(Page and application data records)
· · · ·
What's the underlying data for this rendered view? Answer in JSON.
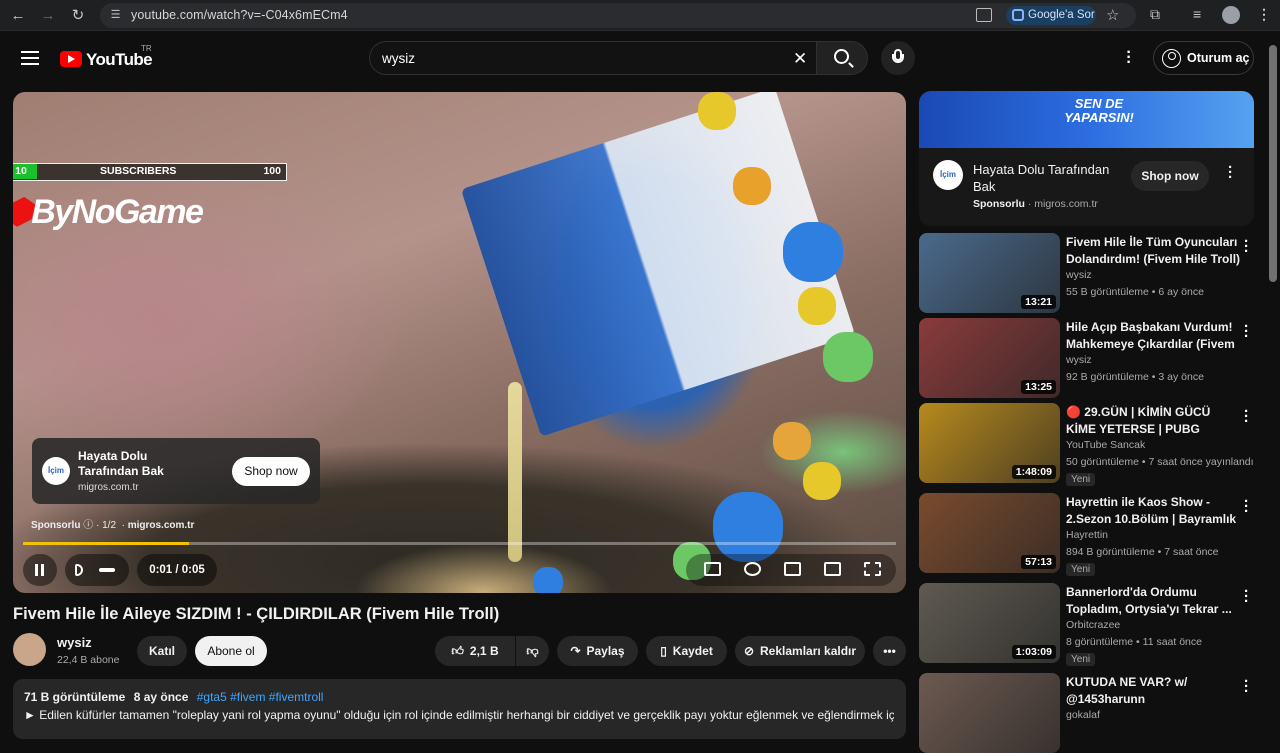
{
  "browser": {
    "url": "youtube.com/watch?v=-C04x6mECm4",
    "google_ask": "Google'a Sor"
  },
  "header": {
    "logo_text": "YouTube",
    "region": "TR",
    "search_value": "wysiz",
    "signin": "Oturum aç"
  },
  "player": {
    "overlay": {
      "sub_start": "10",
      "sub_label": "SUBSCRIBERS",
      "sub_goal": "100",
      "brand": "ByNoGame"
    },
    "ad": {
      "title": "Hayata Dolu Tarafından Bak",
      "domain": "migros.com.tr",
      "cta": "Shop now",
      "sponsor_label": "Sponsorlu",
      "ad_index": "1/2"
    },
    "progress": 0.19,
    "time": "0:01 / 0:05"
  },
  "video": {
    "title": "Fivem Hile İle Aileye SIZDIM ! - ÇILDIRDILAR (Fivem Hile Troll)",
    "channel": "wysiz",
    "subscribers": "22,4 B abone",
    "join": "Katıl",
    "subscribe": "Abone ol",
    "likes": "2,1 B",
    "share": "Paylaş",
    "save": "Kaydet",
    "remove_ads": "Reklamları kaldır",
    "views": "71 B görüntüleme",
    "age": "8 ay önce",
    "tags": "#gta5 #fivem #fivemtroll",
    "description": "► Edilen küfürler tamamen \"roleplay yani rol yapma oyunu\" olduğu için rol içinde edilmiştir herhangi bir ciddiyet ve gerçeklik payı yoktur eğlenmek ve eğlendirmek için"
  },
  "sidebar_ad": {
    "banner_text": "SEN DE YAPARSIN!",
    "title": "Hayata Dolu Tarafından Bak",
    "sponsor": "Sponsorlu",
    "domain": "migros.com.tr",
    "cta": "Shop now"
  },
  "recommendations": [
    {
      "title": "Fivem Hile İle Tüm Oyuncuları Dolandırdım! (Fivem Hile Troll)",
      "channel": "wysiz",
      "meta": "55 B görüntüleme • 6 ay önce",
      "duration": "13:21",
      "badge": "",
      "color": "#4a6a8c"
    },
    {
      "title": "Hile Açıp Başbakanı Vurdum! Mahkemeye Çıkardılar (Fivem ...",
      "channel": "wysiz",
      "meta": "92 B görüntüleme • 3 ay önce",
      "duration": "13:25",
      "badge": "",
      "color": "#8a3b3b"
    },
    {
      "title": "🔴 29.GÜN | KİMİN GÜCÜ KİME YETERSE | PUBG MOBIL",
      "channel": "YouTube Sancak",
      "meta": "50 görüntüleme • 7 saat önce yayınlandı",
      "duration": "1:48:09",
      "badge": "Yeni",
      "color": "#b88a1e"
    },
    {
      "title": "Hayrettin ile Kaos Show - 2.Sezon 10.Bölüm | Bayramlık ...",
      "channel": "Hayrettin",
      "meta": "894 B görüntüleme • 7 saat önce",
      "duration": "57:13",
      "badge": "Yeni",
      "color": "#7a4b2e"
    },
    {
      "title": "Bannerlord'da Ordumu Topladım, Ortysia'yı Tekrar ...",
      "channel": "Orbitcrazee",
      "meta": "8 görüntüleme • 11 saat önce",
      "duration": "1:03:09",
      "badge": "Yeni",
      "color": "#5f5a52"
    },
    {
      "title": "KUTUDA NE VAR? w/ @1453harunn",
      "channel": "gokalaf",
      "meta": "",
      "duration": "",
      "badge": "",
      "color": "#6d5a50"
    }
  ]
}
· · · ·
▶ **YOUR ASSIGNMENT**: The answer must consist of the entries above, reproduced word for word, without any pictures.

▶ **WRITTEN RESPONSE**:
What's the underlying data for this rendered view? Answer in JSON.
{
  "browser": {
    "url": "youtube.com/watch?v=-C04x6mECm4",
    "google_ask": "Google'a Sor"
  },
  "header": {
    "logo_text": "YouTube",
    "region": "TR",
    "search_value": "wysiz",
    "signin": "Oturum aç"
  },
  "player": {
    "overlay": {
      "sub_start": "10",
      "sub_label": "SUBSCRIBERS",
      "sub_goal": "100",
      "brand": "ByNoGame"
    },
    "ad": {
      "title": "Hayata Dolu Tarafından Bak",
      "domain": "migros.com.tr",
      "cta": "Shop now",
      "sponsor_label": "Sponsorlu",
      "ad_index": "1/2"
    },
    "progress": 0.19,
    "time": "0:01 / 0:05"
  },
  "video": {
    "title": "Fivem Hile İle Aileye SIZDIM ! - ÇILDIRDILAR (Fivem Hile Troll)",
    "channel": "wysiz",
    "subscribers": "22,4 B abone",
    "join": "Katıl",
    "subscribe": "Abone ol",
    "likes": "2,1 B",
    "share": "Paylaş",
    "save": "Kaydet",
    "remove_ads": "Reklamları kaldır",
    "views": "71 B görüntüleme",
    "age": "8 ay önce",
    "tags": "#gta5 #fivem #fivemtroll",
    "description": "► Edilen küfürler tamamen \"roleplay yani rol yapma oyunu\" olduğu için rol içinde edilmiştir herhangi bir ciddiyet ve gerçeklik payı yoktur eğlenmek ve eğlendirmek için"
  },
  "sidebar_ad": {
    "banner_text": "SEN DE YAPARSIN!",
    "title": "Hayata Dolu Tarafından Bak",
    "sponsor": "Sponsorlu",
    "domain": "migros.com.tr",
    "cta": "Shop now"
  },
  "recommendations": [
    {
      "title": "Fivem Hile İle Tüm Oyuncuları Dolandırdım! (Fivem Hile Troll)",
      "channel": "wysiz",
      "meta": "55 B görüntüleme • 6 ay önce",
      "duration": "13:21",
      "badge": "",
      "color": "#4a6a8c"
    },
    {
      "title": "Hile Açıp Başbakanı Vurdum! Mahkemeye Çıkardılar (Fivem ...",
      "channel": "wysiz",
      "meta": "92 B görüntüleme • 3 ay önce",
      "duration": "13:25",
      "badge": "",
      "color": "#8a3b3b"
    },
    {
      "title": "🔴 29.GÜN | KİMİN GÜCÜ KİME YETERSE | PUBG MOBIL",
      "channel": "YouTube Sancak",
      "meta": "50 görüntüleme • 7 saat önce yayınlandı",
      "duration": "1:48:09",
      "badge": "Yeni",
      "color": "#b88a1e"
    },
    {
      "title": "Hayrettin ile Kaos Show - 2.Sezon 10.Bölüm | Bayramlık ...",
      "channel": "Hayrettin",
      "meta": "894 B görüntüleme • 7 saat önce",
      "duration": "57:13",
      "badge": "Yeni",
      "color": "#7a4b2e"
    },
    {
      "title": "Bannerlord'da Ordumu Topladım, Ortysia'yı Tekrar ...",
      "channel": "Orbitcrazee",
      "meta": "8 görüntüleme • 11 saat önce",
      "duration": "1:03:09",
      "badge": "Yeni",
      "color": "#5f5a52"
    },
    {
      "title": "KUTUDA NE VAR? w/ @1453harunn",
      "channel": "gokalaf",
      "meta": "",
      "duration": "",
      "badge": "",
      "color": "#6d5a50"
    }
  ]
}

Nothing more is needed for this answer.